▸ BRIEF: List each line of the data that holds the word "JSON".

[Dataset rows for apps and sites]
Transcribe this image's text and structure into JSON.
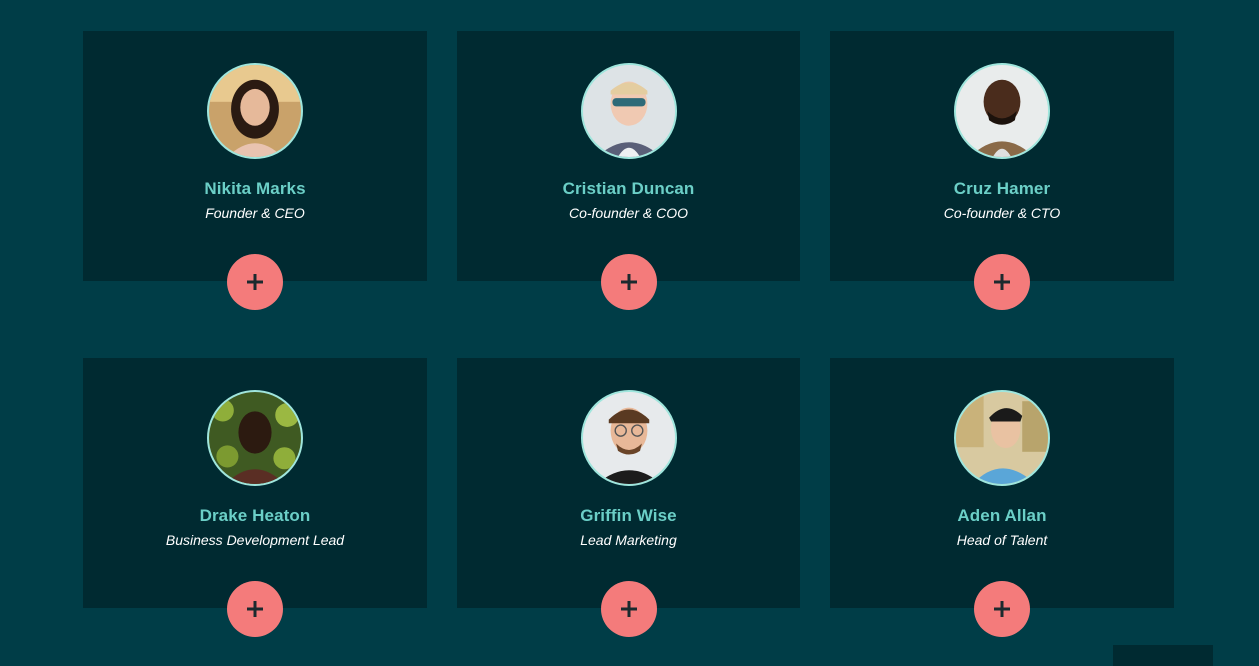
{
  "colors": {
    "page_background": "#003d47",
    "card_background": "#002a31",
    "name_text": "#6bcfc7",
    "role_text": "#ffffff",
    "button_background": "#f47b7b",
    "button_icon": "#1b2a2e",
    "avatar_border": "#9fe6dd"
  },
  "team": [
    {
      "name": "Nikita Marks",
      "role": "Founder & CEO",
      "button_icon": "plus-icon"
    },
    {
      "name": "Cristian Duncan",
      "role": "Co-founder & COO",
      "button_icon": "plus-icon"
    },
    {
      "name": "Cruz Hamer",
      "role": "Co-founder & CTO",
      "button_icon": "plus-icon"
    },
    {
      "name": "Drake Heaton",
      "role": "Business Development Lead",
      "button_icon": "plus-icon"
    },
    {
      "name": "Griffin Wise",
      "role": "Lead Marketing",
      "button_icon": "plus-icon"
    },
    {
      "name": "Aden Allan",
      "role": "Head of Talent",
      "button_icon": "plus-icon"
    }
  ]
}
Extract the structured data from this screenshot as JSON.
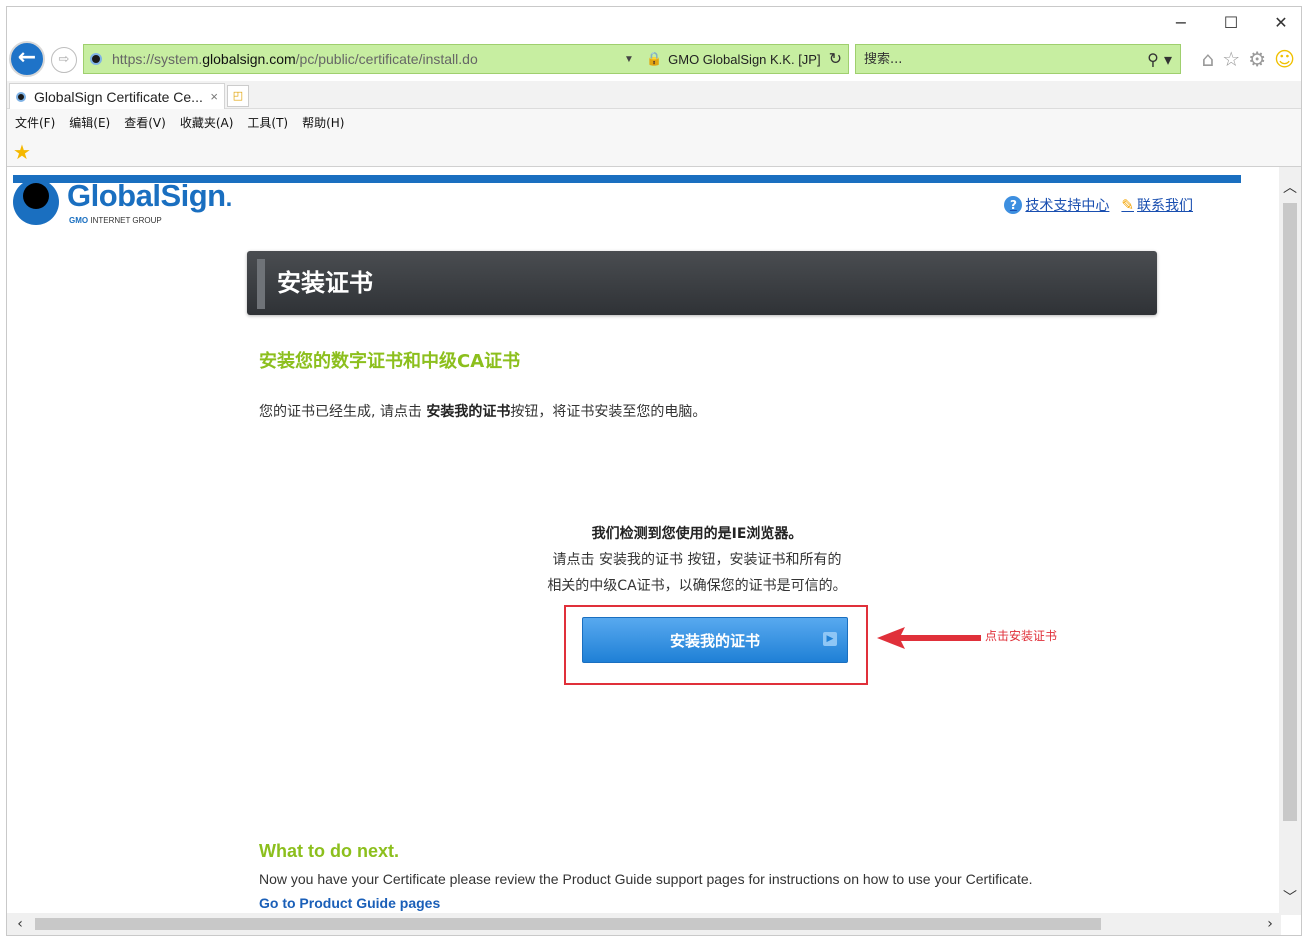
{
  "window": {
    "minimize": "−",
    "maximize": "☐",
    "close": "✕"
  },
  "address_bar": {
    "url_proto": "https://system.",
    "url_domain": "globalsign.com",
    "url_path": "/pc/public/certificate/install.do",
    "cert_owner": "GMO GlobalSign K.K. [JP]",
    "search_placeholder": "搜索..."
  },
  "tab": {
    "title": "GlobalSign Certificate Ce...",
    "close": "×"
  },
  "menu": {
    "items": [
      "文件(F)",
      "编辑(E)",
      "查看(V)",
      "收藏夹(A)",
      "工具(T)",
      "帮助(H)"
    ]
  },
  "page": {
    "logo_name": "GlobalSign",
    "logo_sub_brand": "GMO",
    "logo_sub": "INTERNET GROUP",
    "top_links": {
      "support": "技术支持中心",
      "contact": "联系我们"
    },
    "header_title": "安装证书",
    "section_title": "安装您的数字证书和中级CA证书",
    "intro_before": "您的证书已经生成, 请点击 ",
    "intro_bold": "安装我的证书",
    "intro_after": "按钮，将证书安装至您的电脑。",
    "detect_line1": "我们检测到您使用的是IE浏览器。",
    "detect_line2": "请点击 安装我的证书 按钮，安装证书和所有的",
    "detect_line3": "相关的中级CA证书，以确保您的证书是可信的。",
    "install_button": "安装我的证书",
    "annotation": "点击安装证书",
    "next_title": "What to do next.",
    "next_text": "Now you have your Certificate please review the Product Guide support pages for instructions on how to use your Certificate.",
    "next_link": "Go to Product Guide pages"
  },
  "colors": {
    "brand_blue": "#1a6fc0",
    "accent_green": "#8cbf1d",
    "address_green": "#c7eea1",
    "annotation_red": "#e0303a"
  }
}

▸ ANSWER SECTION:
Transcribe this image's text and structure into JSON.
Extract the structured data from this screenshot as JSON.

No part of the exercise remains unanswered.